Start of Data supplied
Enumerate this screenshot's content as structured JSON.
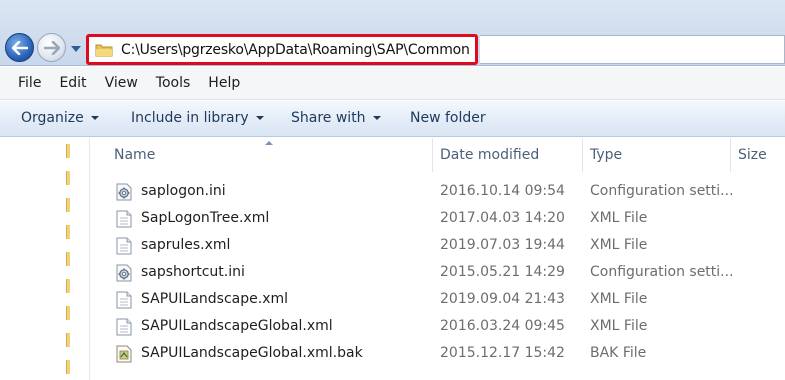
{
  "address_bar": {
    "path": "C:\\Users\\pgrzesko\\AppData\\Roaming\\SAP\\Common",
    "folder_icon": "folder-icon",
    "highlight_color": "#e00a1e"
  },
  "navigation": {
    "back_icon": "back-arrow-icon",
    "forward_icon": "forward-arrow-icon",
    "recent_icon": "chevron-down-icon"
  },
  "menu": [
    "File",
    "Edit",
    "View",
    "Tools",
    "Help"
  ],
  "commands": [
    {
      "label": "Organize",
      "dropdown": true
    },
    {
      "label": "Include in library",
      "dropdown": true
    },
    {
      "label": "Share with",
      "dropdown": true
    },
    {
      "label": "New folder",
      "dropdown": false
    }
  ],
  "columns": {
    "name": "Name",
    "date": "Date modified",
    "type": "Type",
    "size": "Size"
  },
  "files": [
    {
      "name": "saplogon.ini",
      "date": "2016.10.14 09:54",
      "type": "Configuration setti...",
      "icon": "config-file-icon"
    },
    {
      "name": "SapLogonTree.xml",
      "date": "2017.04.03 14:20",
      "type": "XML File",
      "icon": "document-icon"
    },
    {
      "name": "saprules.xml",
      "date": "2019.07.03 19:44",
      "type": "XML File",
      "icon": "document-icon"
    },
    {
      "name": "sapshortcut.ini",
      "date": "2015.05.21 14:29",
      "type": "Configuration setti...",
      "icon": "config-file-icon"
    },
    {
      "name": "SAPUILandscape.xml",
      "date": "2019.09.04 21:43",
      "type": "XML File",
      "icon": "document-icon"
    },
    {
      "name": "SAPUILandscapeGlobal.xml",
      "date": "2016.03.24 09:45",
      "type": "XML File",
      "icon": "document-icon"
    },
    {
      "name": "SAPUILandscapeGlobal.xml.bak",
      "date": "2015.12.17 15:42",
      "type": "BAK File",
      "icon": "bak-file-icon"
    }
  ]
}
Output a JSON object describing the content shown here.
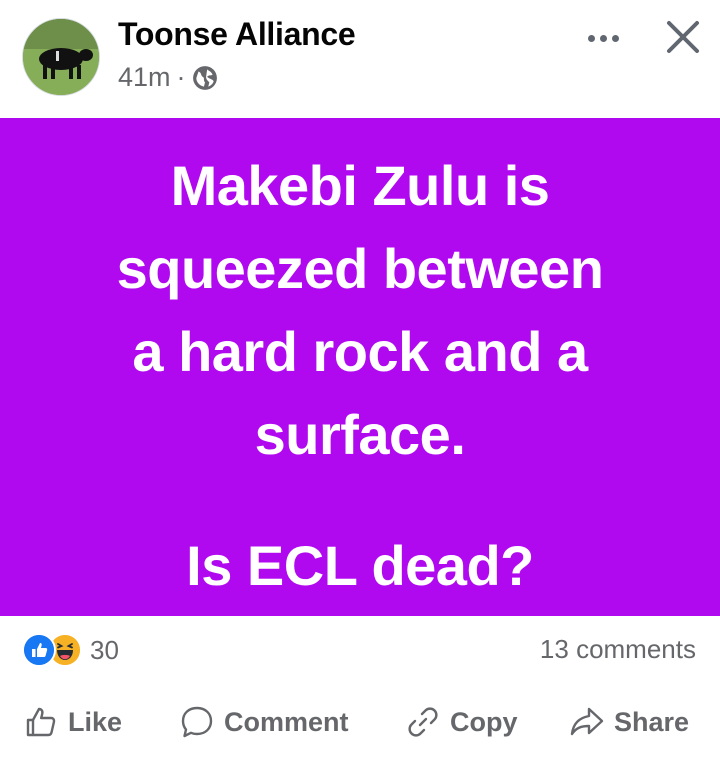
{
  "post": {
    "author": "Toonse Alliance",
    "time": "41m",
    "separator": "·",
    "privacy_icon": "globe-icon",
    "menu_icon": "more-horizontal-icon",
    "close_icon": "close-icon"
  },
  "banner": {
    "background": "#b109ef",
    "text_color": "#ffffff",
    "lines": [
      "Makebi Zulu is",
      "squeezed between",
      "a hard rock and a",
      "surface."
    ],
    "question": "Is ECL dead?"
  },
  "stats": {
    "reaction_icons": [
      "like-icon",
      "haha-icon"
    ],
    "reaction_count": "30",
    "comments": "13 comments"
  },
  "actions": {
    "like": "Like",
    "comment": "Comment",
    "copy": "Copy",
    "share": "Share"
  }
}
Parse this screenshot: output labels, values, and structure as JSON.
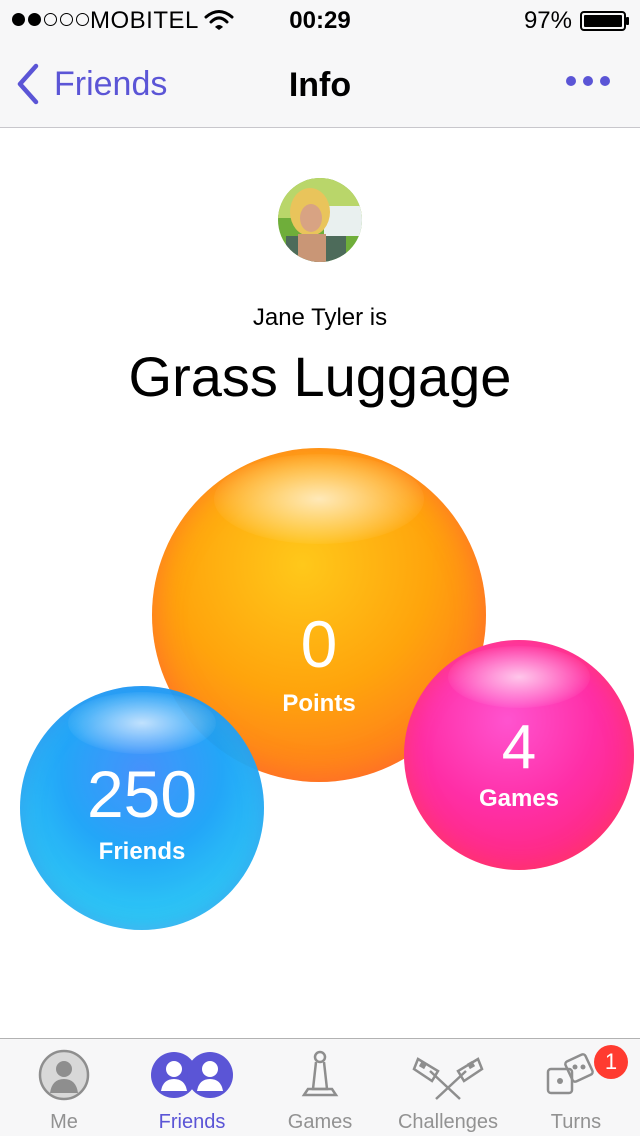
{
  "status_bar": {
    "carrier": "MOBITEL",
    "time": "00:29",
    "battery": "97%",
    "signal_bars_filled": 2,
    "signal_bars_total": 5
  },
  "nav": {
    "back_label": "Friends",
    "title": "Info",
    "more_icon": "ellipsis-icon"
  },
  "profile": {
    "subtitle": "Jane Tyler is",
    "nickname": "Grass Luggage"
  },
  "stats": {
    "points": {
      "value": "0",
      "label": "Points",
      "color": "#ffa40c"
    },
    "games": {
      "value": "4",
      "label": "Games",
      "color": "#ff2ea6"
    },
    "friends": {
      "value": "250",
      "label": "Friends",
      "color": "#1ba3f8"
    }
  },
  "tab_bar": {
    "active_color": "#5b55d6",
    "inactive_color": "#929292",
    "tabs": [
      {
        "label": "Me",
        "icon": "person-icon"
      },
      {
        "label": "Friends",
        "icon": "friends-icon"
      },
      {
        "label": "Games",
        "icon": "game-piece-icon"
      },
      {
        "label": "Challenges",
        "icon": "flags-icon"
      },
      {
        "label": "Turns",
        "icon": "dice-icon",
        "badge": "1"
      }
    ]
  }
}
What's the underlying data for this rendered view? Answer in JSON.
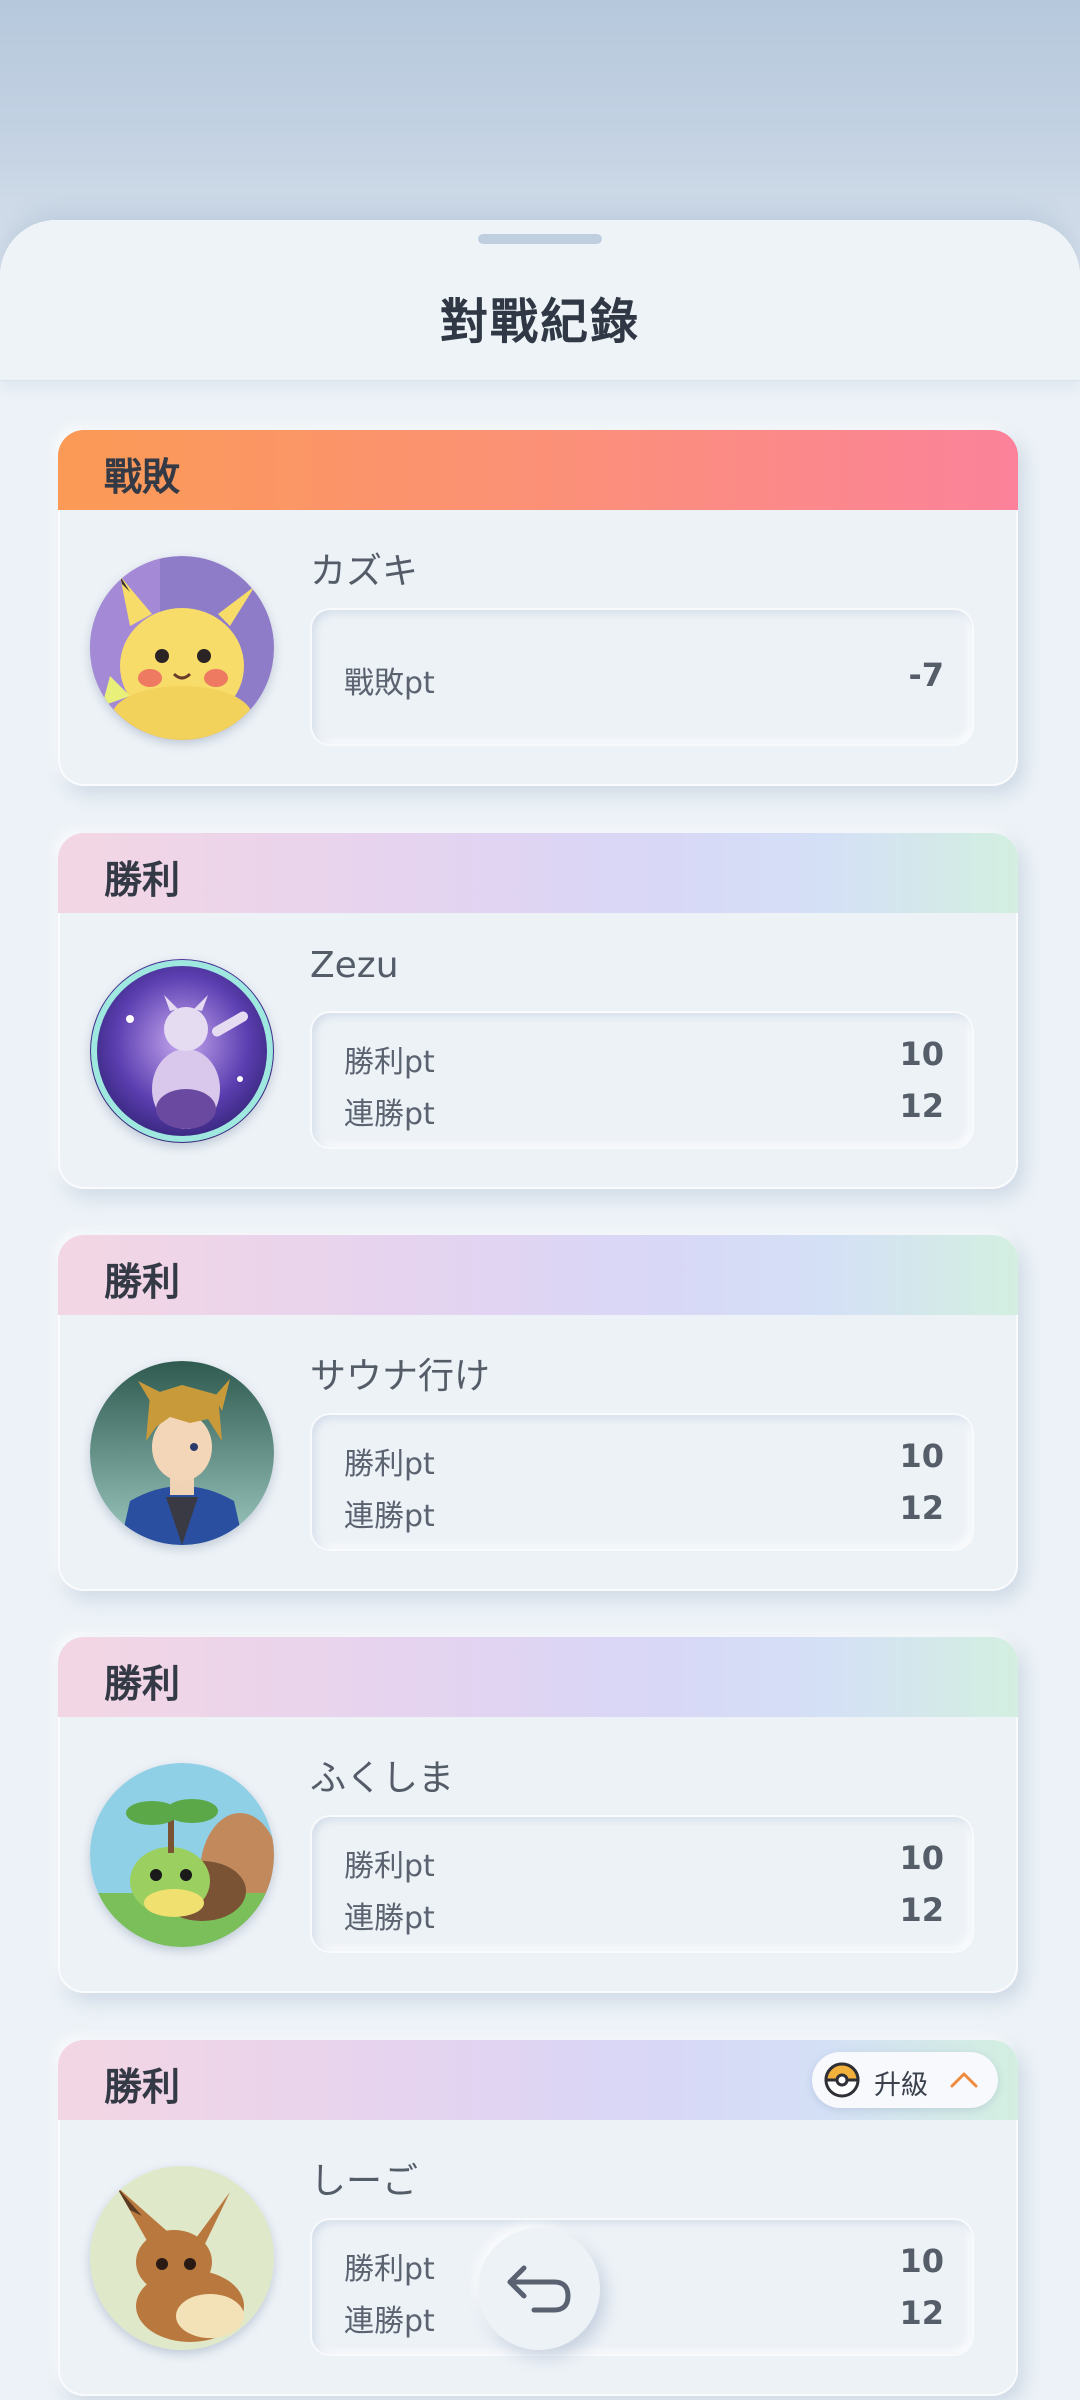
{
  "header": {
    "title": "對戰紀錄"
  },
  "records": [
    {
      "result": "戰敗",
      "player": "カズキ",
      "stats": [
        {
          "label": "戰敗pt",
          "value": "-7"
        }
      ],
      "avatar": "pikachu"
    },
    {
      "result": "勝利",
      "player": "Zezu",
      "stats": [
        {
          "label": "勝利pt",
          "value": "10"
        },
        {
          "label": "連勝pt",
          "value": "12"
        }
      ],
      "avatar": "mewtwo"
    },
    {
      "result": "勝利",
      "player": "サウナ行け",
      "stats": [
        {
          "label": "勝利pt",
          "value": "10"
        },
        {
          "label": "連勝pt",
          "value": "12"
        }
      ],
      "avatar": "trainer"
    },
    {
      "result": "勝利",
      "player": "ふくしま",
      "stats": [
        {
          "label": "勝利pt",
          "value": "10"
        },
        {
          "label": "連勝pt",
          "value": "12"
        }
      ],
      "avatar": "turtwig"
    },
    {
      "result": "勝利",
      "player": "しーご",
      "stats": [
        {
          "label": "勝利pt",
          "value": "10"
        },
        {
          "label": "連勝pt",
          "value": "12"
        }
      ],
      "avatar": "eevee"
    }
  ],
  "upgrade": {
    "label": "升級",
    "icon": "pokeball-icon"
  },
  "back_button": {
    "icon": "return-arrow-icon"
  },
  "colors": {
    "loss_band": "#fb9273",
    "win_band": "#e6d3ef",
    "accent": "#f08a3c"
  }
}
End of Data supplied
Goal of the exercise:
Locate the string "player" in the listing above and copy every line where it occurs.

Solved problem:
      "player": "カズキ",
      "player": "Zezu",
      "player": "サウナ行け",
      "player": "ふくしま",
      "player": "しーご",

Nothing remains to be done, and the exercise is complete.